I recently ran across an article from 2012 titled The Missing 20th Century: How Copyright Protection Makes Books Vanish. It had a graph that immediately caught my eye.
The data was compiled from a sample of 2,500 books and presented in a talk called “Do Bad Things Happen When Works Fall Into the Public Domain?” by Professor Paul Heald. You can access the talk on youtube. Heald is a law professor, but my interest is not legal.
I was at a meeting at the University of Maryland recently, and I took a Lyft driven by an undergrad. We were talking about libraries, and he said how great they were for meeting up with people to study. So I asked him, “When was the last time you used a library to get a physical book?” And he said, “Maybe elementary school?”
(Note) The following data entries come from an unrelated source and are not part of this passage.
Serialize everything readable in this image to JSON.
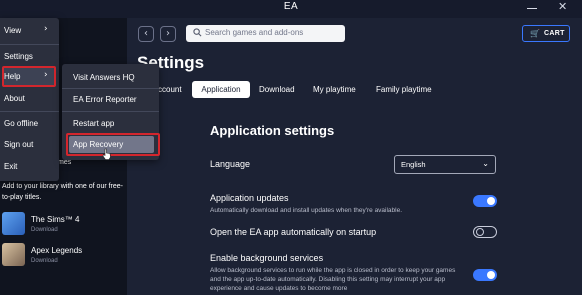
{
  "app": {
    "title": "EA",
    "close_glyph": "✕",
    "back_glyph": "‹",
    "forward_glyph": "›"
  },
  "search": {
    "placeholder": "Search games and add-ons"
  },
  "cart": {
    "label": "CART",
    "icon": "cart-icon",
    "glyph": "🛒"
  },
  "settings": {
    "title": "Settings",
    "tabs": [
      "ccount",
      "Application",
      "Download",
      "My playtime",
      "Family playtime"
    ],
    "active_tab": "Application",
    "section_title": "Application settings",
    "language": {
      "label": "Language",
      "value": "English",
      "arrow": "⌄"
    },
    "rows": [
      {
        "label": "Application updates",
        "description": "Automatically download and install updates when they're available.",
        "enabled": true
      },
      {
        "label": "Open the EA app automatically on startup",
        "description": "",
        "enabled": false
      },
      {
        "label": "Enable background services",
        "description": "Allow background services to run while the app is closed in order to keep your games and the app up-to-date automatically. Disabling this setting may interrupt your app experience and cause updates to become more",
        "enabled": true
      }
    ]
  },
  "menu": {
    "items": [
      {
        "label": "View",
        "has_arrow": true
      },
      {
        "label": "Settings",
        "has_arrow": false
      },
      {
        "label": "Help",
        "has_arrow": true
      },
      {
        "label": "About",
        "has_arrow": false
      },
      {
        "label": "Go offline",
        "has_arrow": false
      },
      {
        "label": "Sign out",
        "has_arrow": false
      },
      {
        "label": "Exit",
        "has_arrow": false
      }
    ],
    "arrow_glyph": "›"
  },
  "help_submenu": {
    "items": [
      {
        "label": "Visit Answers HQ"
      },
      {
        "label": "EA Error Reporter"
      },
      {
        "label": "Restart app"
      },
      {
        "label": "App Recovery"
      }
    ]
  },
  "library": {
    "partial_heading": "mes",
    "promo_text": "Add to your library with one of our free-to-play titles.",
    "games": [
      {
        "name": "The Sims™ 4",
        "action": "Download",
        "thumb_color": "#3b7ad8"
      },
      {
        "name": "Apex Legends",
        "action": "Download",
        "thumb_color": "#b9a083"
      }
    ]
  },
  "colors": {
    "accent": "#3a78ff",
    "highlight_border": "#d3262d",
    "background": "#1c2234",
    "sidebar": "#10141f",
    "menu": "#2b2f3d"
  }
}
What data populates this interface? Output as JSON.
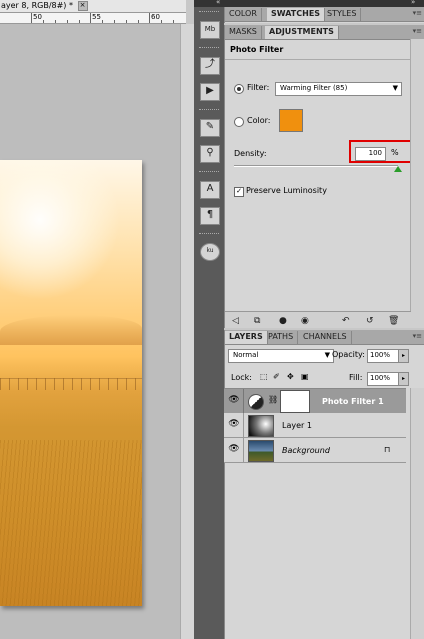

This is a college student, someone who is actively learning and working on assignments. He doesn’t use physical books from a library — EVER. He may not be representative of all students, but it certainly gave me pause.
I did a little more poking around, wondering about how often physical books are used in university settings, and read “National Survey Documents Effects of Internet Use on Libraries.” It isn’t specifically about book use per se but it had a revealing passage:
“Of the time that graduate and undergraduate students devote to looking for information used in research and course work, one-third is spent in campus libraries. When searching for and using information for research and teaching, faculty members, by contrast, spend only about 10 percent of their time in the library.”
In other words, many of the people an academic library serves don’t actually use the physical structure for learning, regardless of whether they use a physical book. Another study found that only 9% of surveyed students reported using a library book during their periods of heaviest academic work.
This is what the 6th floor of the university library looked like during the final weeks of the semester — a lot of books, and no people.
Increasingly students (and others) are turning to digital resources, and they don’t necessarily want to go to a physical library to get them.
The Internet Archive is trying to create a digital library that represents all human knowledge. I analyzed 4 million of our books to find out whether we have the same gap in our digital collections that Heald observed in the books Amazon sells.
Internet Archive books are generally free to download if they were published before 1923, and have some level of restrictions if they are more recent (they may be borrowable, available only to sight disabled people, etc.).
Regardless of access levels, this library of 4 million books is missing a lot of content from the 20th century. Most of these books are not in print any longer, and the publishers (if they still exist) have little incentive to make digital copies available. And according to Heald’s small study, they may not be easy to buy – at least from Amazon.
These physical books do still exist in libraries around the country, but will those libraries make digital copies and make them available to the general public — not just their own students and patrons?
If we don’t address this digital knowledge gap, we may lose access to a century of information.